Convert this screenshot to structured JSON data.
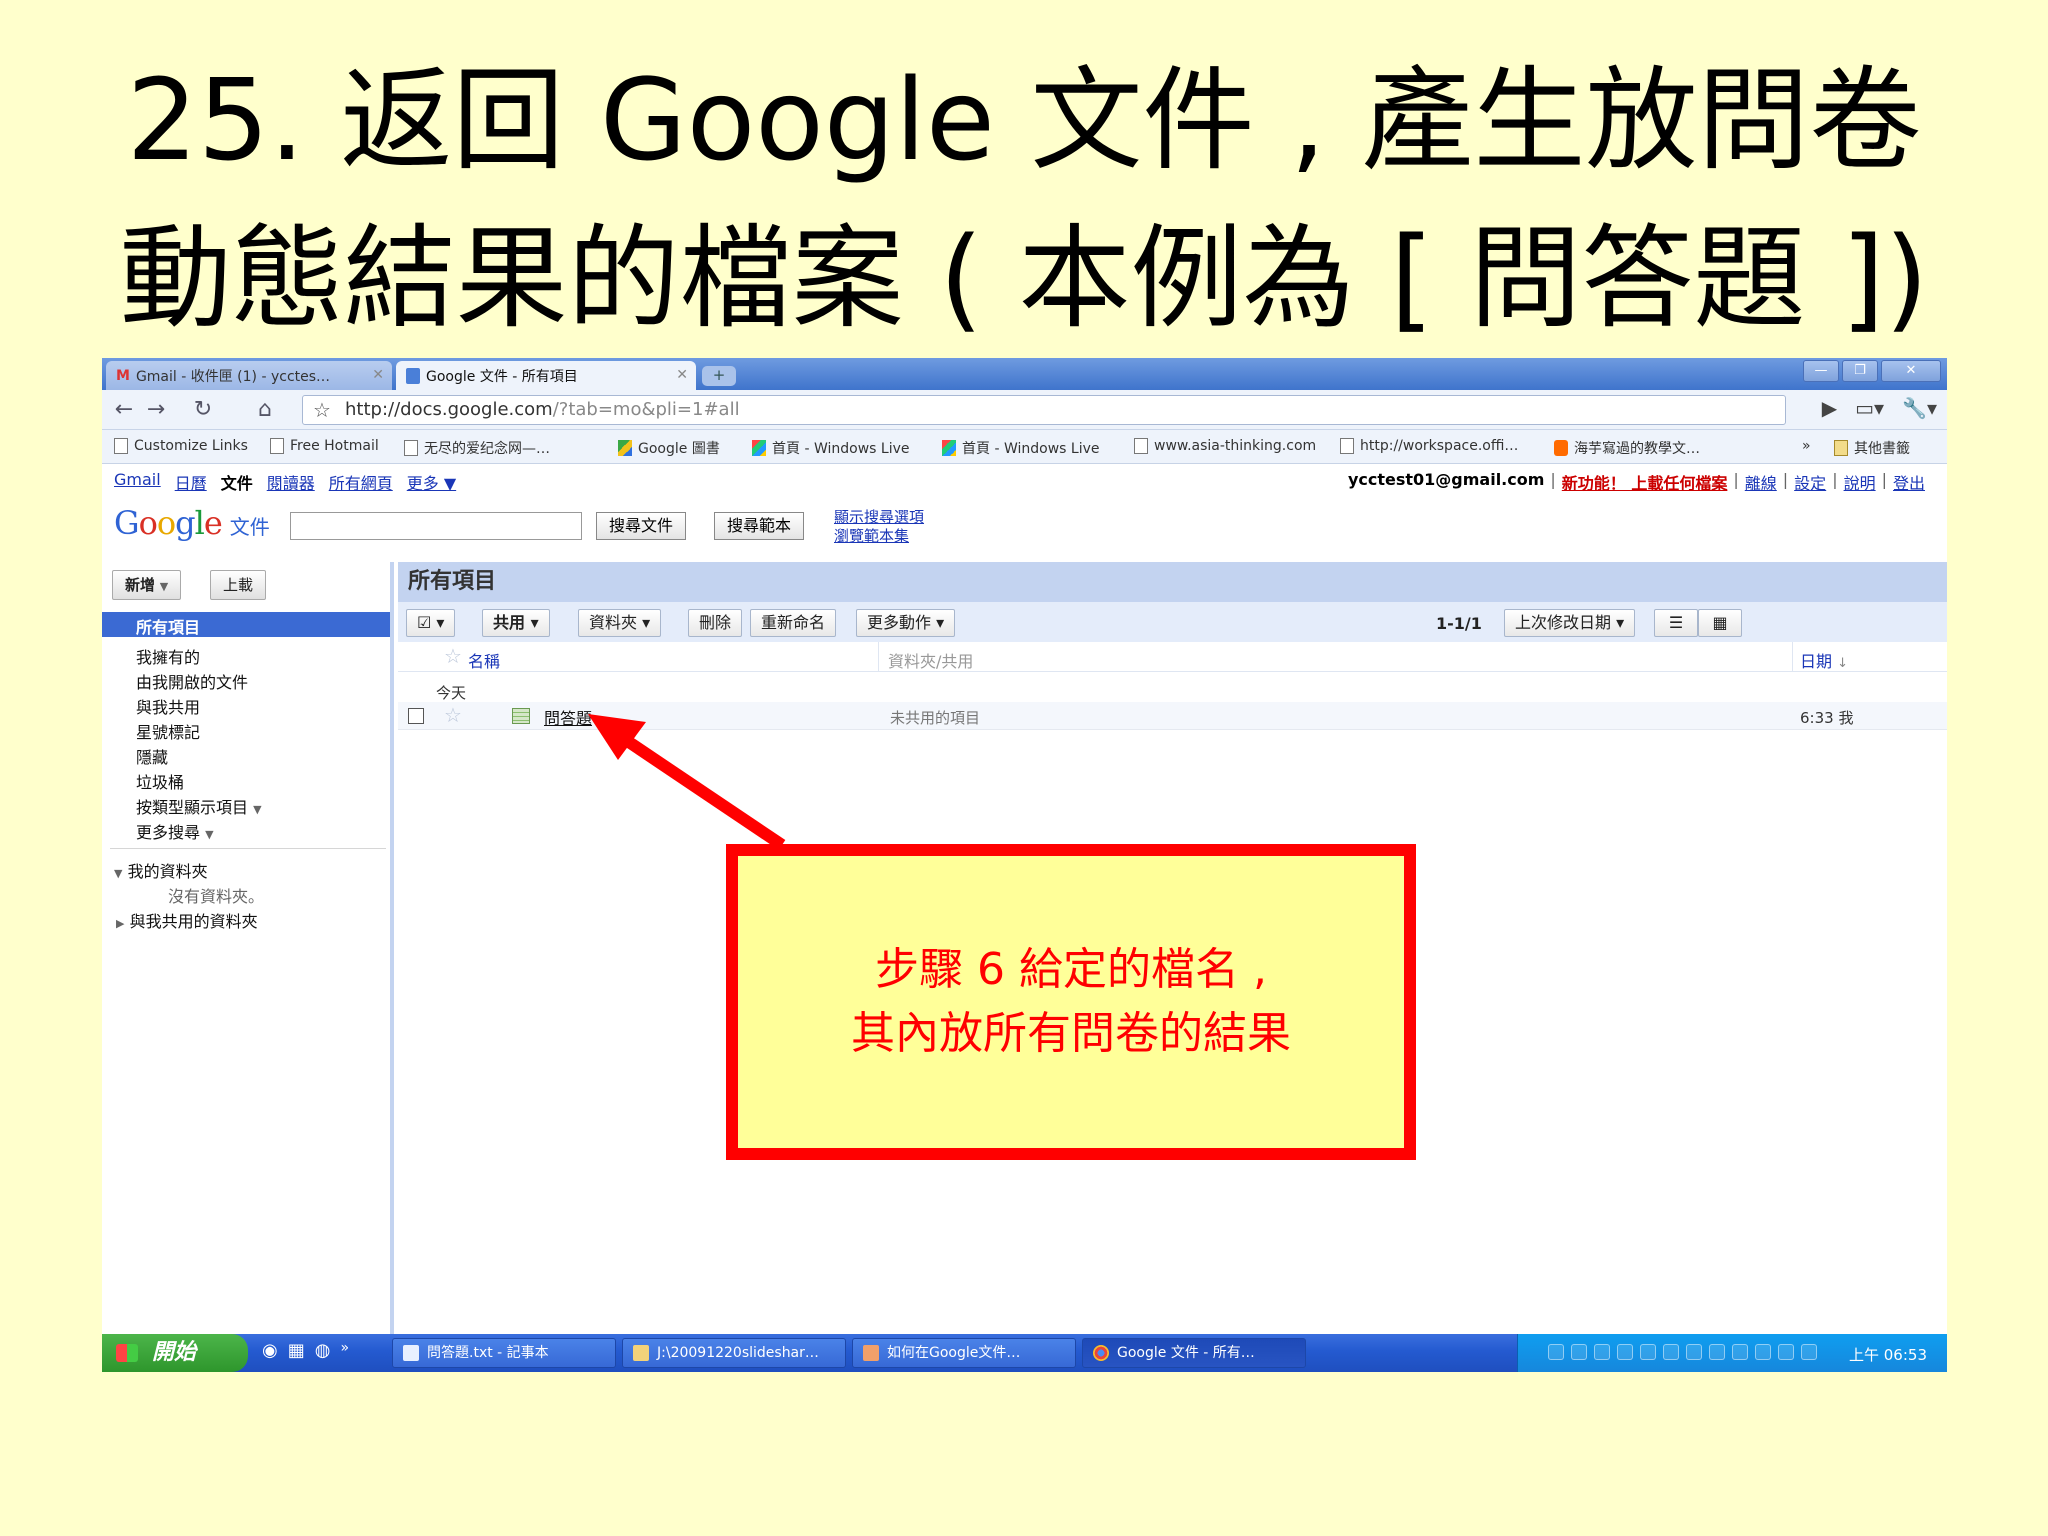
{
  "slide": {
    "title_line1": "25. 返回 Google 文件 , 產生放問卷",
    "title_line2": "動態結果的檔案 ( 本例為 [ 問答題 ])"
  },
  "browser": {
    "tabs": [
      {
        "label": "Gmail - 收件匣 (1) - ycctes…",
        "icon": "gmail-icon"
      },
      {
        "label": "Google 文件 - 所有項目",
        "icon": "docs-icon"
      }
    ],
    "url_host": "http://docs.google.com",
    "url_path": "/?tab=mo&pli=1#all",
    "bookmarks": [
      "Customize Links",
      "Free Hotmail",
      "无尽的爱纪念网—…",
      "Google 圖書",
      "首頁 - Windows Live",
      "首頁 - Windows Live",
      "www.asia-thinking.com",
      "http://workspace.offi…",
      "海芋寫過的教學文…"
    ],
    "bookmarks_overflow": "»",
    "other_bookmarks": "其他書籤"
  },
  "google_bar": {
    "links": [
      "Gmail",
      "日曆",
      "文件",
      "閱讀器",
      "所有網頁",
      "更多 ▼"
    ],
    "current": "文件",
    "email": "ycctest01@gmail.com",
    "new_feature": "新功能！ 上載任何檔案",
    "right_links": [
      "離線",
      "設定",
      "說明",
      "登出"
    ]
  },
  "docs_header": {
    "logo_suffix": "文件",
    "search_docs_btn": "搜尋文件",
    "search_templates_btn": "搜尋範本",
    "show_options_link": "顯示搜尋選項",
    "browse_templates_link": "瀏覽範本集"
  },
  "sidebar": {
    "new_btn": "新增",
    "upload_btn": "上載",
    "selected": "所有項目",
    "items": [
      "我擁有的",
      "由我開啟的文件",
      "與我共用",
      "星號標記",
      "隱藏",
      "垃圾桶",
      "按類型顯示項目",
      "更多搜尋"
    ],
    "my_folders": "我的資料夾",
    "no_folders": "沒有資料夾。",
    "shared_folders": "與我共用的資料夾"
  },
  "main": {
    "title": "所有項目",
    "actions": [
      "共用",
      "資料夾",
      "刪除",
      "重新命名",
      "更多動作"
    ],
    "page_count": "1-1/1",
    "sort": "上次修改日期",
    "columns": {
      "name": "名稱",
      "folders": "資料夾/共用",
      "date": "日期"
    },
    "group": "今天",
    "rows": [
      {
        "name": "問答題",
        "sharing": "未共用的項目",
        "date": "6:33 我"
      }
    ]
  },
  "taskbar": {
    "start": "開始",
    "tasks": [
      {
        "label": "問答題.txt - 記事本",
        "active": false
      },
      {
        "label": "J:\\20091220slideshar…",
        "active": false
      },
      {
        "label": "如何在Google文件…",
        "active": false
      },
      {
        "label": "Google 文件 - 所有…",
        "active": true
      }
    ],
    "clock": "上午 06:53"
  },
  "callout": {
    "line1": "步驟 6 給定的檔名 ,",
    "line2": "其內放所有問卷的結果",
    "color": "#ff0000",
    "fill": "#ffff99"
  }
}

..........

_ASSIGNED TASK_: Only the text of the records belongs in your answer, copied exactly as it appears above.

_TASK ANSWER_:
Convert this screenshot to structured JSON data.
{
  "slide": {
    "title_line1": "25. 返回 Google 文件 , 產生放問卷",
    "title_line2": "動態結果的檔案 ( 本例為 [ 問答題 ])"
  },
  "browser": {
    "tabs": [
      {
        "label": "Gmail - 收件匣 (1) - ycctes…",
        "icon": "gmail-icon"
      },
      {
        "label": "Google 文件 - 所有項目",
        "icon": "docs-icon"
      }
    ],
    "url_host": "http://docs.google.com",
    "url_path": "/?tab=mo&pli=1#all",
    "bookmarks": [
      "Customize Links",
      "Free Hotmail",
      "无尽的爱纪念网—…",
      "Google 圖書",
      "首頁 - Windows Live",
      "首頁 - Windows Live",
      "www.asia-thinking.com",
      "http://workspace.offi…",
      "海芋寫過的教學文…"
    ],
    "bookmarks_overflow": "»",
    "other_bookmarks": "其他書籤"
  },
  "google_bar": {
    "links": [
      "Gmail",
      "日曆",
      "文件",
      "閱讀器",
      "所有網頁",
      "更多 ▼"
    ],
    "current": "文件",
    "email": "ycctest01@gmail.com",
    "new_feature": "新功能！ 上載任何檔案",
    "right_links": [
      "離線",
      "設定",
      "說明",
      "登出"
    ]
  },
  "docs_header": {
    "logo_suffix": "文件",
    "search_docs_btn": "搜尋文件",
    "search_templates_btn": "搜尋範本",
    "show_options_link": "顯示搜尋選項",
    "browse_templates_link": "瀏覽範本集"
  },
  "sidebar": {
    "new_btn": "新增",
    "upload_btn": "上載",
    "selected": "所有項目",
    "items": [
      "我擁有的",
      "由我開啟的文件",
      "與我共用",
      "星號標記",
      "隱藏",
      "垃圾桶",
      "按類型顯示項目",
      "更多搜尋"
    ],
    "my_folders": "我的資料夾",
    "no_folders": "沒有資料夾。",
    "shared_folders": "與我共用的資料夾"
  },
  "main": {
    "title": "所有項目",
    "actions": [
      "共用",
      "資料夾",
      "刪除",
      "重新命名",
      "更多動作"
    ],
    "page_count": "1-1/1",
    "sort": "上次修改日期",
    "columns": {
      "name": "名稱",
      "folders": "資料夾/共用",
      "date": "日期"
    },
    "group": "今天",
    "rows": [
      {
        "name": "問答題",
        "sharing": "未共用的項目",
        "date": "6:33 我"
      }
    ]
  },
  "taskbar": {
    "start": "開始",
    "tasks": [
      {
        "label": "問答題.txt - 記事本",
        "active": false
      },
      {
        "label": "J:\\20091220slideshar…",
        "active": false
      },
      {
        "label": "如何在Google文件…",
        "active": false
      },
      {
        "label": "Google 文件 - 所有…",
        "active": true
      }
    ],
    "clock": "上午 06:53"
  },
  "callout": {
    "line1": "步驟 6 給定的檔名 ,",
    "line2": "其內放所有問卷的結果",
    "color": "#ff0000",
    "fill": "#ffff99"
  }
}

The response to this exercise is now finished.